At this point though, all Bombardier can do is look forward. And one compelling option is to sell the CSeries program altogether. Doing so would allow the company to reduce its debt load and focus on what it does best: business jets.
Better yet, there are reasons to believe The Boeing Company or Airbus would pay big bucks for the CSeries. We take a look at three reasons why below.
1. New airplane programs are costly
Bombardier has received plenty of criticism for the CSeries’s delays and cost overruns, but Boeing and Airbus have had similar experiences as well.
Boeing’s 787 jet, also known as the Dreamliner, features some of the most advanced flight technology in the world. But it took the company eight years and US$32 billion to get the plane into service. The original budget was just four years and US$6 billion.

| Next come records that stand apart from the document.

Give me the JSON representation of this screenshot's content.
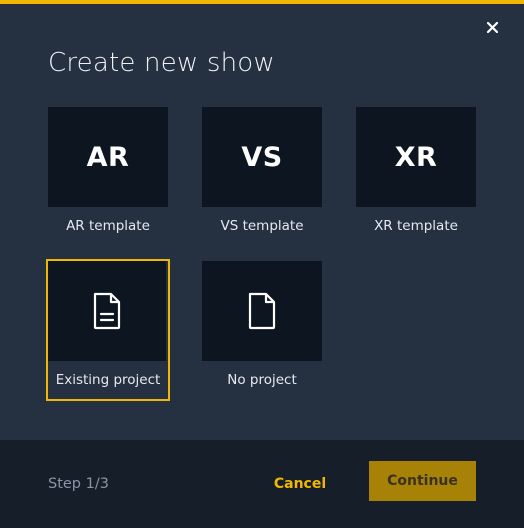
{
  "dialog": {
    "title": "Create new show",
    "accent_color": "#f2b705",
    "close_icon": "close-icon"
  },
  "templates": [
    {
      "thumb": "AR",
      "label": "AR template"
    },
    {
      "thumb": "VS",
      "label": "VS template"
    },
    {
      "thumb": "XR",
      "label": "XR template"
    }
  ],
  "projects": [
    {
      "icon": "document-icon",
      "label": "Existing project",
      "selected": true
    },
    {
      "icon": "blank-file-icon",
      "label": "No project",
      "selected": false
    }
  ],
  "footer": {
    "step": "Step 1/3",
    "cancel_label": "Cancel",
    "continue_label": "Continue"
  }
}
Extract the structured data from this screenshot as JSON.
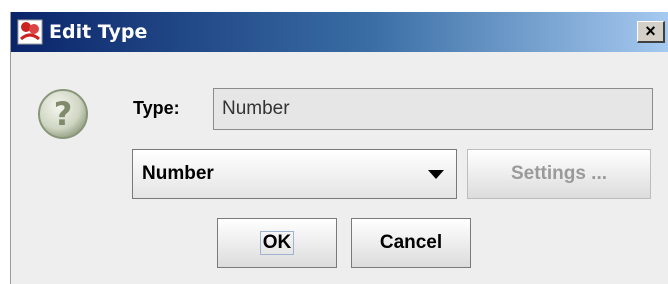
{
  "window": {
    "title": "Edit Type"
  },
  "icons": {
    "app": "duke-app-icon",
    "question": "question-icon",
    "close": "close-icon",
    "dropdown": "chevron-down-icon"
  },
  "titlebar": {
    "close_glyph": "×"
  },
  "form": {
    "type_label": "Type:",
    "type_value": "Number",
    "combo_selected": "Number",
    "settings_label": "Settings ..."
  },
  "buttons": {
    "ok": "OK",
    "cancel": "Cancel"
  },
  "colors": {
    "titlebar_start": "#0a246a",
    "titlebar_end": "#a6caf0",
    "dialog_bg": "#eeeeee",
    "disabled_text": "#9a9a9a"
  }
}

Likewise, Airbus’s A380 is an engineering marvel. It is easily the world’s largest plane, helping airlines cut down on costs per passenger-seat mile. But the plane was two years late and ran US$6 billion over budget.

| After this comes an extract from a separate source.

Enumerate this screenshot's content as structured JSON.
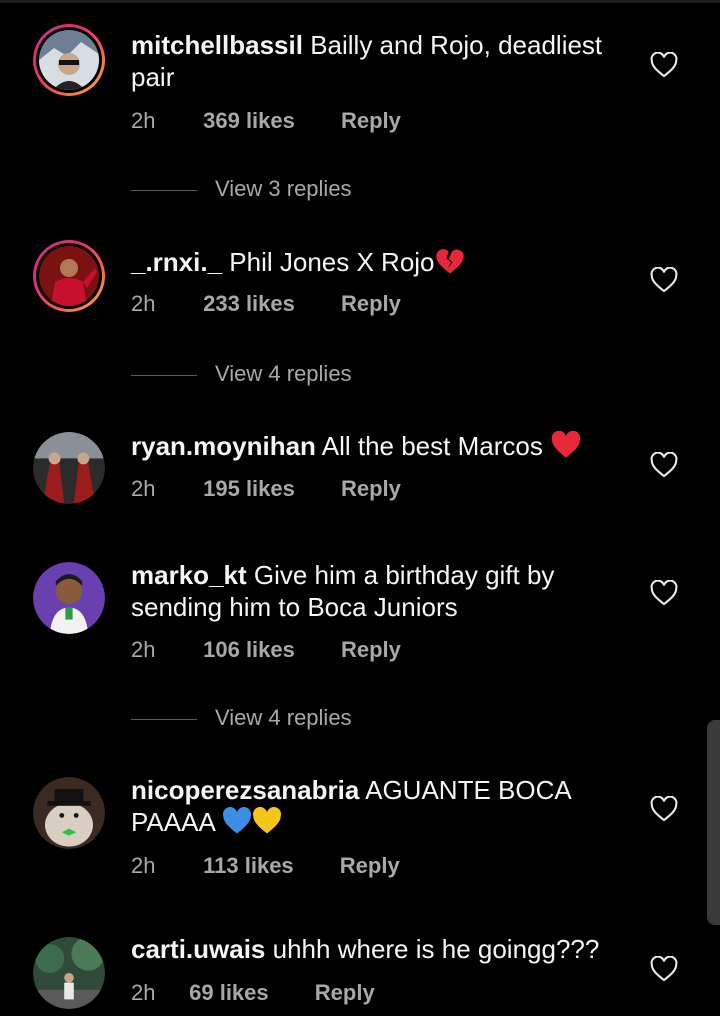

Without a doubt, neither of these companies want to have these experiences again. But that could easily mean falling behind technologically. So, why not let another company go through the trouble, then pay for the spoils at the end? The thought must be very tempting for both Boeing and Airbus.
2. Rivals are discounting their own planes
In addition to the delays and cost overruns, Bombardier has not secured a firm CSeries order for nearly one year. A big reason for that has been the heavy discounts offered by Airbus and Boeing on their competing planes. Airbus has been particularly aggressive.
Of course, such discounting doesn’t help anyone. But if Airbus or Boeing bought the CSeries program, removing a big competitor from the market, there would be less need for discounting. Such a scenario could result in a higher price tag for the CSeries.
3. There is more that can be done with the CSeries
Bombardier has already trademarked the names CS500 and CS900, just in case it wants to build larger versions of the CSeries. Such projects usually pay off, since it only requires modifying an existing design. But the company is short of cash and may not be able to pursue the project.
Of course, that problem doesn’t exist at Airbus and Boeing. If they bought the CSeries program, the opportunity to build larger models would surely be factored in to the purchase price.
That being said, it is too soon for Bombardier to think about the CSeries. The company needs to get the CS100 certified first—otherwise, selling off the program would certainly be too disruptive. So, for now this is simply an opportunity to keep your eye on.
(Benjamin Sinclair - The Motley Fool)